New Mexico Water Data :: Making data useful

In this data-heavy “Age of Information” in which we live, agencies like the Arizona Department of Water Resources constantly struggle with how to make information we collect more easily available to the public.

And, at the same time, we work to assure the accuracy of our datasets and to present them in a meaningful and useful way.

Long-term Storage Credit Summary through 2016

The Department collects tons of data. Data about water stored behind dams. And on water flowing between dams, like Glen Canyon and Hoover dams on the Colorado River.

We collect information about wells. About how water is used by cities, farms, golf courses and myriad other uses.

We collect reams of data on the amounts of water stored in aquifers underground – water that is both naturally and artificially recharged into those aquifers.

How does the Department make that data useful to the public? One increasingly useful tool is known as “Power BI,” a business analytics service produced by Microsoft. As described by Microsoft, the service provides “interactive visualizations and business intelligence capabilities with an interface simple enough for end users to create their own reports and dashboards.”

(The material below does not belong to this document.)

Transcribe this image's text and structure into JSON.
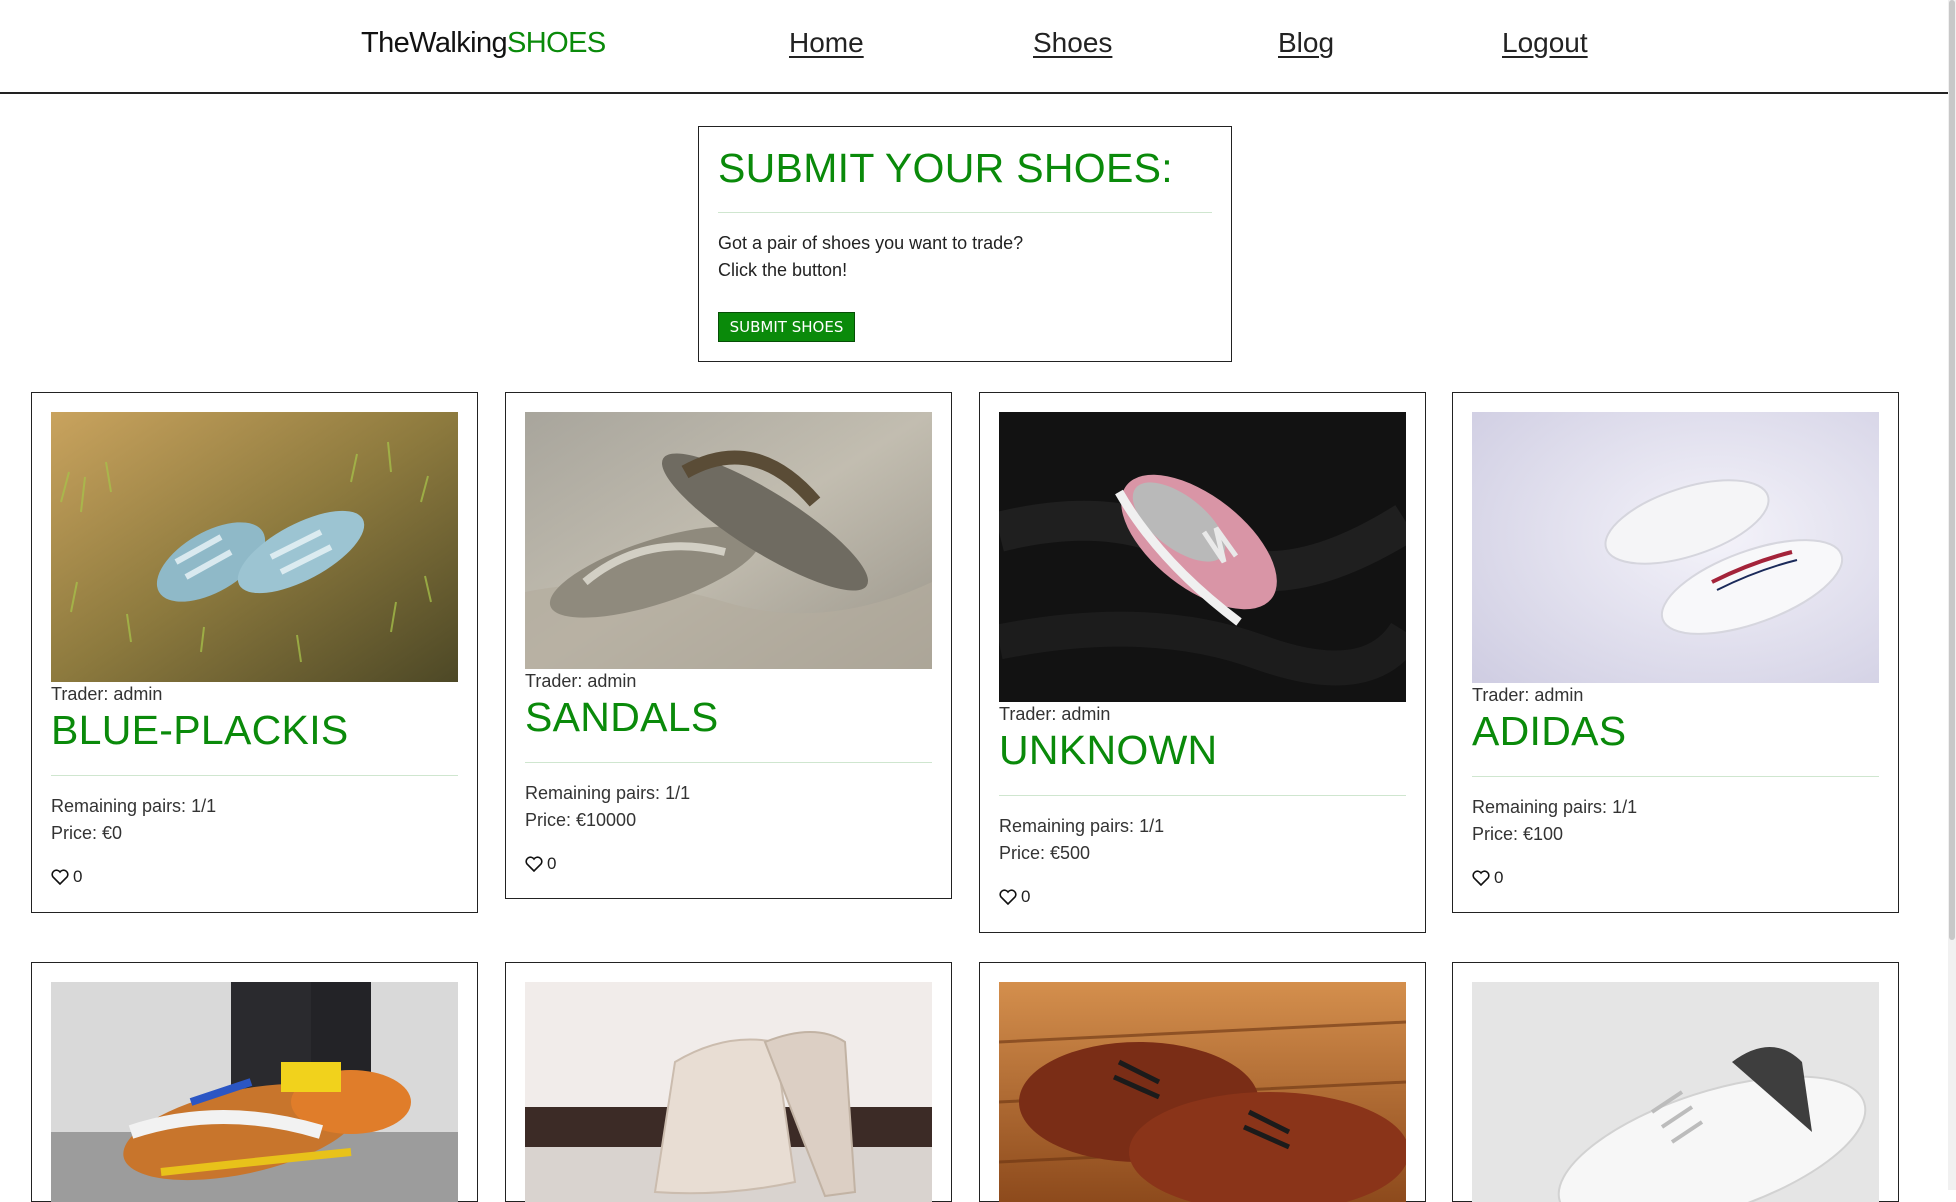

The Department of Water Resources is making increasing use of Power BI. Its most recent application can be found on the Department’s Underground Water Storage, Savings and Replenishment webpage (click on “read more” ), where an interactive Power BI program is used to illustrate how Arizona accumulated 11 million acre-feet of long-term underground water-storage credits, as of 2016.

This straightforward, click-able tool for analyzing underground storage over the years actually represents 12 years of effort.